Tags Research and Evaluation, Session 4A
Author/Auteur Martin Lavallière, Alexander Crizzle
Stream/Volet Research and Evaluation

Slidedeck Presentation Only (no paper submitted)

4A - Lavalliere

Abstract

Background: With the aging population, the number of older drivers are rapidly increasing. This poses significant challenges for public health initiatives as older drivers have a higher risk for crashes (when taking exposure into account). While many studies focus on developing screening tools to identify medically at-risk drivers, little research has been done in developing training programs or interventions to promote, maintain or enhance driving related abilities. As driving cessation has been linked to negative outcomes (i.e. social isolation, depression), interventions/programs that can prolong the skills needs to drive safely is important given the older driver demographic.

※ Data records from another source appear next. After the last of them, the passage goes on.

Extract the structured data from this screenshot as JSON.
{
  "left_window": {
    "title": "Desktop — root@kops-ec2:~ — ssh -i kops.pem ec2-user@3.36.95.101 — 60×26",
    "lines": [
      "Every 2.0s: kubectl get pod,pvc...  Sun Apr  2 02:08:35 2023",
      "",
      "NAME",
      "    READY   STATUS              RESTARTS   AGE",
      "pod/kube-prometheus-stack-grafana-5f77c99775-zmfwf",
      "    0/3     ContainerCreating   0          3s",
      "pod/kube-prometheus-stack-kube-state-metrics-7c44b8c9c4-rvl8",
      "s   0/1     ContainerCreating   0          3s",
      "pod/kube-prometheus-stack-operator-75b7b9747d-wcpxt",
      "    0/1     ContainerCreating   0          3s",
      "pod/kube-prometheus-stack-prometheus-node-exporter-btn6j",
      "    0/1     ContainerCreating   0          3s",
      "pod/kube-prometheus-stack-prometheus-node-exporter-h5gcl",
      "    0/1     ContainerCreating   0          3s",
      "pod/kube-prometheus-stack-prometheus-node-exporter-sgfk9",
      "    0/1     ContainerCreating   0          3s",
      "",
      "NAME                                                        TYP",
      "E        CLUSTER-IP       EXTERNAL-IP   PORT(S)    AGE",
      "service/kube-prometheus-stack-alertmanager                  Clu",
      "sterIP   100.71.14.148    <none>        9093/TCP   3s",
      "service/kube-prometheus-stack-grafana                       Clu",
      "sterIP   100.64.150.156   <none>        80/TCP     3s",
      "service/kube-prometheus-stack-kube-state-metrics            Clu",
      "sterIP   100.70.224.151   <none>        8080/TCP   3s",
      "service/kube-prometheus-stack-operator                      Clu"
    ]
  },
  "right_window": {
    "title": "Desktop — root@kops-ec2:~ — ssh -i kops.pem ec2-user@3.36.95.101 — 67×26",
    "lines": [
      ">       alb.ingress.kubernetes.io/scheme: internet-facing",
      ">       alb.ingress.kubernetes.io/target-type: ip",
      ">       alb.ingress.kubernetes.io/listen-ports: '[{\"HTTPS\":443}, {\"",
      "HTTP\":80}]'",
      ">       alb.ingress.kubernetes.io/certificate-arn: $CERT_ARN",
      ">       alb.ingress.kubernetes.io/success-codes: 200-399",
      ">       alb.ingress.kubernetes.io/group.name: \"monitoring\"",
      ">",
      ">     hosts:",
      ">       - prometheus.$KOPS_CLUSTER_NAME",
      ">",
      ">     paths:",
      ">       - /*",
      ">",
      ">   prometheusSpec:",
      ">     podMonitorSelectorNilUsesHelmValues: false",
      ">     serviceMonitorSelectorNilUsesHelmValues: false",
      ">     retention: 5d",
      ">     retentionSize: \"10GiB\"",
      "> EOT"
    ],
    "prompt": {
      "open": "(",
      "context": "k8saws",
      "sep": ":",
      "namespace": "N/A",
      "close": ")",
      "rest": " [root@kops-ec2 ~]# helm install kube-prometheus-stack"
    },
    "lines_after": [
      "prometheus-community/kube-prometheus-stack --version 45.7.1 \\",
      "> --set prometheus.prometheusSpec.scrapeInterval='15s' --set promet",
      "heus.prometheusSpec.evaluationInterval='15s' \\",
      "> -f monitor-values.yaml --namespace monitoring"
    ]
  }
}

Aim: The study purposes were to conduct a systematic review to synopsize the literature on programs or interventions in older drivers, to identify gaps and provide recommendations for future research.

Methods: Relevant databases such as MEDLINE/PUDMED, CINAHL, PsychInfo, Ageline and Scopus were searched for primary articles published in between January, 1995 and August, 2014. Articles were identified using MeSH search terms (in English only): older drivers, self-evaluation, driving courses, interventions, driver improvement, skills training, speed of processing training and cognitive training. All retrieved abstracts were reviewed, and full-texts printed if deemed relevant. Articles were also searched via footnote chasing (secondary sourcing). The ‘‘gray literature’’ (technical and internal reports, non-peer-reviewed journals) was also evaluated when mentioned in peer-reviewed journals. Two independent reviewers extracted data from each article, with any differences resolved by collaborative review.

Results: Articles were classified according to: 1) Classroom settings; 2) Computer based training for cognitive or visual processing; 3) Physical training; 4) In-simulator training; and 5) On-road training. A comparative examination will allow the identification of what might benefit or not the appropriation of good driving skills (i.e. car handling and maneuvers) and behaviours (i.e. respect of traffic regulations and other road users) at short and long term. Results show that different types of approaches have been successful at improving specific driving skills and / or behaviours. However, there are clear discrepancies in how driving performance/behaviours are evaluated between studies and therefore make direct comparisons between these studies difficult.

Discussion/Conclusion:
This review highlighted potential interventions that can be used to maintain or improve driving performance in older drivers. Future studies need to further test these interventions and determine if any are effective at improving driving performance.

Martin Lavallière, Alexander Crizzle